            And if your simply not interested in that, something I simply can't fathom, just use rotating augers(screws) positioned lengthwise the vehichle, maybe with small wheels lining the rim, and this setup, if large enough, very easily rolls up and down the stairs. It's also great as an all-terrain vehichle, FYI.


            --- In beam@yahoogroups.com, "Zozzles T. Freep" <zozzles@...> wrote:
            >
            > On Nov 2, 2012 7:52 AM, "dirrenedo" autisticando@... wrote:
            > >
            > > In spite of the fact that the father of BEAM robotics has created the
            > RoboSapien and the RS Media, I'd have to voice a resounding NO! So what if
            > the RoboSapien could conserve energy from one movement to another, that is
            > hardly an overall BEAM device by any definition and the rumor at one time
            > (and who knows, it might be true even still), the RS Media runs off of
            > Linux!!!
            >
            > Ask the guy who does the clever "robo-dance"' stuff. Sadly, I don't recall
            > I don't recall his name or URL, but he was doing some magnificent work
            >
            > Heck, I threw down the glove of challenge at least five years ago for
            > someone to create a BEAM-Bot that could sense stairs and go up and down
            > them as well as perform planar translational movement.
            > it. Ain't happened yet (unless someone is keeping it secret.)
            >
            > I'd much prefer shoving a stack of e-Bay Roombas with a stack of Arduinos
            > or a bunch of the nearly micro-Arduinos from Solarbotics - at least Roombas
            > supposedly ha top-edge of stair detection and if you take the brushes off,
            > a huge amount of battery power.
            >
            > The BEAM Heretic
            >
            > >
            > > I'm really new to BEAM robotics (and robotics in general), so I'm pre
            > naive to the various concepts in general.
            > >
            > > Ever since I became aware of BEAM technology, I have wondered whether or
            > not it would be possible to construct a bot that was humanoid in nature.
            > Something that would be very similar to an automated doll with emergent
            > behaviors, if you will. The basic question is this: is it even possible to
            > construct something like this? I know that people have constructed bipedal
            > walkers that stand upright, but that is as far as it has ever gotten, to my
            > knowledge.
            > >
            > > Anyways I'm just very curious about building a doll-like bot using BEAM
            > technology. Perhaps it isn't impossible, but right now it probably could
            > only exist in theory.
            > >
            > > Guy
            > >
            > >
            >

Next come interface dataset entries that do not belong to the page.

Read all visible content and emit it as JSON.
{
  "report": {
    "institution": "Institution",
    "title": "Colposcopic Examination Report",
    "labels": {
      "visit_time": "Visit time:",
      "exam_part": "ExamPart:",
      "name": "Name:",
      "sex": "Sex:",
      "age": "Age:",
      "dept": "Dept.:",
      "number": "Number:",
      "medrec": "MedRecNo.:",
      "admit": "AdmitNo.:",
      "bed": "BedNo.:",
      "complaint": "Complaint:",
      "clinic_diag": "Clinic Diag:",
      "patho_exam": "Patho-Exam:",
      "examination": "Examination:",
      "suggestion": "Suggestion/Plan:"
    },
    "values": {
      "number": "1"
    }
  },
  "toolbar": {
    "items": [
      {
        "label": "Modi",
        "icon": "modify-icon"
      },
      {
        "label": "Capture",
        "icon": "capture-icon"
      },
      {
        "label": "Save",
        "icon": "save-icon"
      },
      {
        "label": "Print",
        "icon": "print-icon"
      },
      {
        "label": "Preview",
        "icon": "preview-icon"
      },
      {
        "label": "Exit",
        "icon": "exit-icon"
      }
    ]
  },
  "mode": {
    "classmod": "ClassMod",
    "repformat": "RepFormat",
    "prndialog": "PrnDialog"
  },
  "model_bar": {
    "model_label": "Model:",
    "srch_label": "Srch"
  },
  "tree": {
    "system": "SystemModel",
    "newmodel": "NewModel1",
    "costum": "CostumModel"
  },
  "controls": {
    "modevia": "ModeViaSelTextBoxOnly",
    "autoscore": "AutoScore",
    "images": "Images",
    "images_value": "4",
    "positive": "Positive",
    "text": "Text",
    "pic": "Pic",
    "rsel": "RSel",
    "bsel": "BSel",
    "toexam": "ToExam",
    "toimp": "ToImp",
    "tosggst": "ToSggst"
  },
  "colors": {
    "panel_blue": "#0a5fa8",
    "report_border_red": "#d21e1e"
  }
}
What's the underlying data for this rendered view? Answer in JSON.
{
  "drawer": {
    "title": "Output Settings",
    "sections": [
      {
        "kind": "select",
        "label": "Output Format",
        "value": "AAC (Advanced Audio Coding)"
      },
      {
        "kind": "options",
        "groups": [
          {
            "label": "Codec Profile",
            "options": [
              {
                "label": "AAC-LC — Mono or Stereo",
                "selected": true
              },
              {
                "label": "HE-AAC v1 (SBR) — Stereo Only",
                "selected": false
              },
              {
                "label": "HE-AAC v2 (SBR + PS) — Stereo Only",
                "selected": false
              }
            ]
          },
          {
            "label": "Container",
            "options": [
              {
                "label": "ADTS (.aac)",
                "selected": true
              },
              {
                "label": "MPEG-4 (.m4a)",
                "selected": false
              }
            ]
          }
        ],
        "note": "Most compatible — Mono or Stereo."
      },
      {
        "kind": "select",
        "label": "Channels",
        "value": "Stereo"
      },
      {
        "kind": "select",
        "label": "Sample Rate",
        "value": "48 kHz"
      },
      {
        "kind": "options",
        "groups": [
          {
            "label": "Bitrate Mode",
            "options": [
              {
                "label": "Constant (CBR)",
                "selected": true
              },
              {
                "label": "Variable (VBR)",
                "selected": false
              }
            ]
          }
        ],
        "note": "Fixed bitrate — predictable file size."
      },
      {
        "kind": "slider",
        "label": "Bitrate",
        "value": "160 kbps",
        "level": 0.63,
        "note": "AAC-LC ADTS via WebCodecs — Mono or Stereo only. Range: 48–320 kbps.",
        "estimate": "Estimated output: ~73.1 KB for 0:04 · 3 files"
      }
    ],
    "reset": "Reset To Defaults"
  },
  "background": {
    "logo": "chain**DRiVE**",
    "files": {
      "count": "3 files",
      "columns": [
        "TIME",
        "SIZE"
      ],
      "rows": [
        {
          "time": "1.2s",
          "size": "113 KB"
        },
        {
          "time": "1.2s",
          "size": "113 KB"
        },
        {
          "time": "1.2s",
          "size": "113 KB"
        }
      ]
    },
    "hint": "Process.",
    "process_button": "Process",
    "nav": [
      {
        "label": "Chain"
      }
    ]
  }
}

          • connor_ramsey@ymail.com
            Oh, and also, WE HIT 90 POSTS LAST MONTH!!!! That s more than we ve had in one month in 3 years! THREE YEARS! Maybe we can wedge in like a hundred or so this
            Message 5 of 8 , Nov 6, 2012
            • 0 Attachment
              Oh, and also, WE HIT 90 POSTS LAST MONTH!!!! That's more than we've had in one month in 3 years! THREE YEARS! Maybe we can wedge in like a hundred or so this month? In fact... CHALLENGE!!*

              *no spam posts, actual BEAM discussion.
            Your message has been successfully submitted and would be delivered to recipients shortly.